From the first line to the last, reproduce the records below exactly, omitting any picture.

------------------------------

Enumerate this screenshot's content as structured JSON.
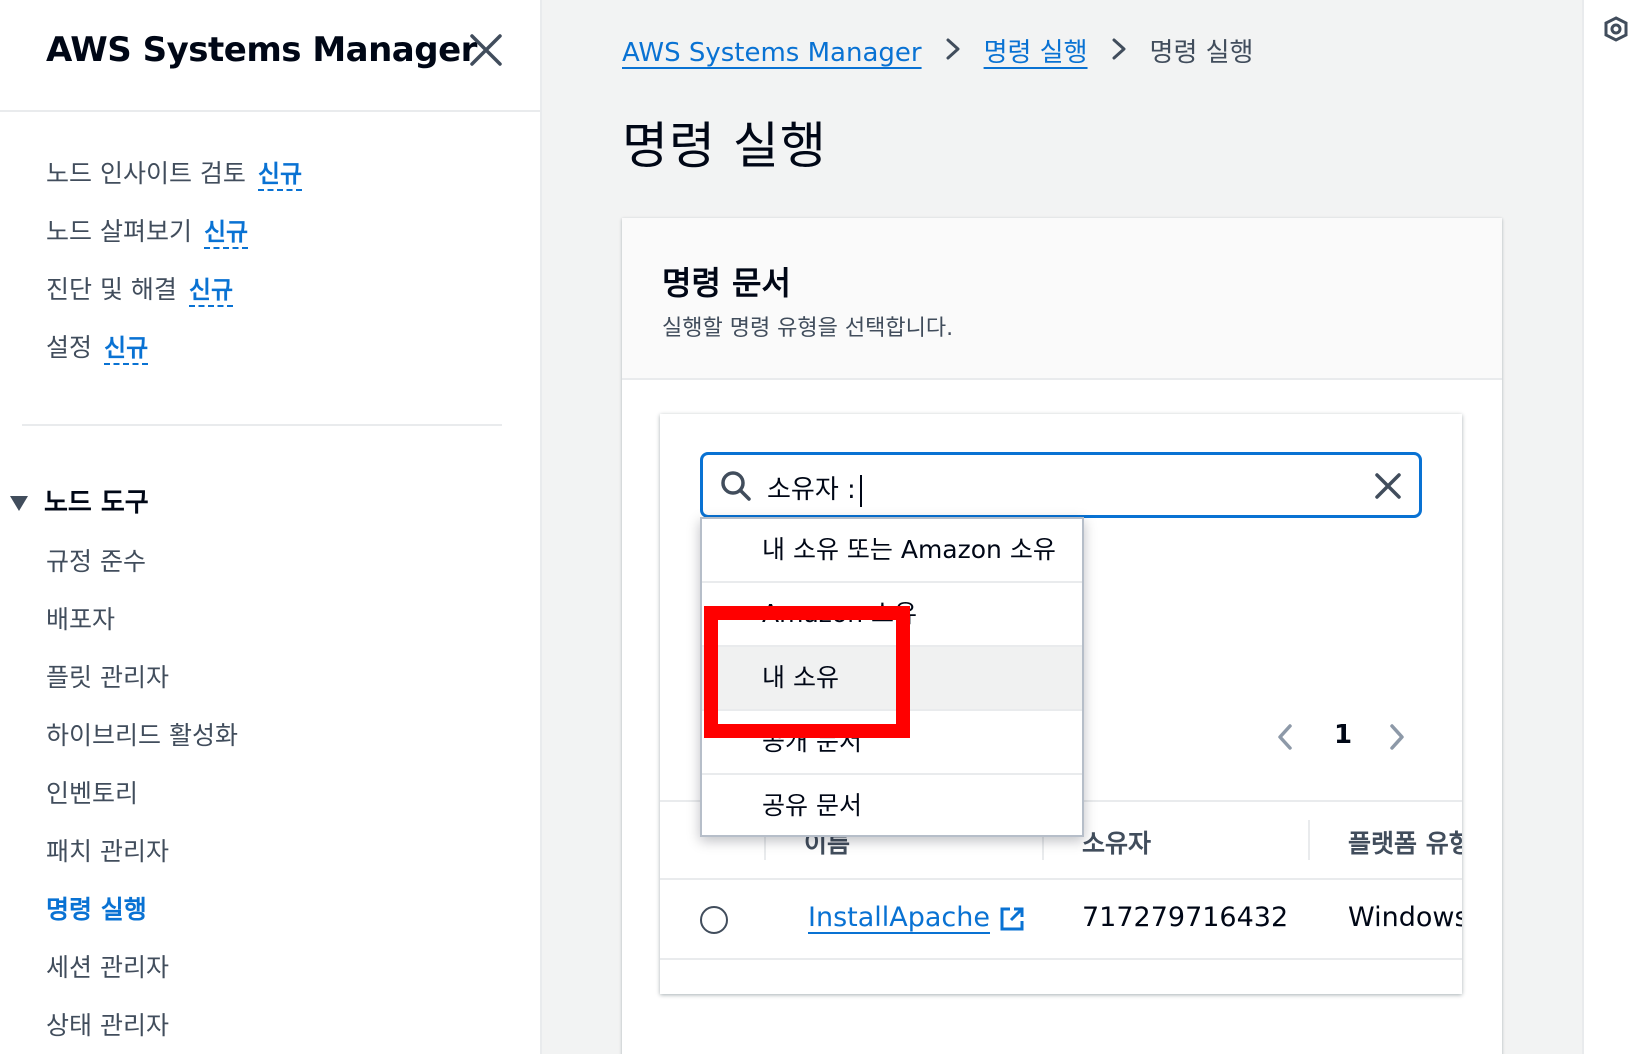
{
  "sidebar": {
    "title": "AWS Systems Manager",
    "top_items": [
      {
        "label": "노드 인사이트 검토",
        "badge": "신규"
      },
      {
        "label": "노드 살펴보기",
        "badge": "신규"
      },
      {
        "label": "진단 및 해결",
        "badge": "신규"
      },
      {
        "label": "설정",
        "badge": "신규"
      }
    ],
    "section": "노드 도구",
    "tools": [
      "규정 준수",
      "배포자",
      "플릿 관리자",
      "하이브리드 활성화",
      "인벤토리",
      "패치 관리자",
      "명령 실행",
      "세션 관리자",
      "상태 관리자"
    ],
    "active_tool": "명령 실행"
  },
  "breadcrumb": {
    "items": [
      "AWS Systems Manager",
      "명령 실행",
      "명령 실행"
    ]
  },
  "page": {
    "title": "명령 실행"
  },
  "card": {
    "title": "명령 문서",
    "description": "실행할 명령 유형을 선택합니다."
  },
  "search": {
    "value": "소유자 :"
  },
  "dropdown": {
    "options": [
      "내 소유 또는 Amazon 소유",
      "Amazon 소유",
      "내 소유",
      "공개 문서",
      "공유 문서"
    ],
    "hovered_index": 2
  },
  "pagination": {
    "current_page": "1"
  },
  "table": {
    "headers": [
      "이름",
      "소유자",
      "플랫폼 유형"
    ],
    "rows": [
      {
        "name": "InstallApache",
        "owner": "717279716432",
        "platform": "Windows"
      }
    ]
  },
  "colors": {
    "link": "#0972d3",
    "highlight": "#ff0000"
  }
}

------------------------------

Result:
Enumerate this screenshot's content as structured JSON.
{
  "sidebar": {
    "title": "AWS Systems Manager",
    "top_items": [
      {
        "label": "노드 인사이트 검토",
        "badge": "신규"
      },
      {
        "label": "노드 살펴보기",
        "badge": "신규"
      },
      {
        "label": "진단 및 해결",
        "badge": "신규"
      },
      {
        "label": "설정",
        "badge": "신규"
      }
    ],
    "section": "노드 도구",
    "tools": [
      "규정 준수",
      "배포자",
      "플릿 관리자",
      "하이브리드 활성화",
      "인벤토리",
      "패치 관리자",
      "명령 실행",
      "세션 관리자",
      "상태 관리자"
    ],
    "active_tool": "명령 실행"
  },
  "breadcrumb": {
    "items": [
      "AWS Systems Manager",
      "명령 실행",
      "명령 실행"
    ]
  },
  "page": {
    "title": "명령 실행"
  },
  "card": {
    "title": "명령 문서",
    "description": "실행할 명령 유형을 선택합니다."
  },
  "search": {
    "value": "소유자 :"
  },
  "dropdown": {
    "options": [
      "내 소유 또는 Amazon 소유",
      "Amazon 소유",
      "내 소유",
      "공개 문서",
      "공유 문서"
    ],
    "hovered_index": 2
  },
  "pagination": {
    "current_page": "1"
  },
  "table": {
    "headers": [
      "이름",
      "소유자",
      "플랫폼 유형"
    ],
    "rows": [
      {
        "name": "InstallApache",
        "owner": "717279716432",
        "platform": "Windows"
      }
    ]
  },
  "colors": {
    "link": "#0972d3",
    "highlight": "#ff0000"
  }
}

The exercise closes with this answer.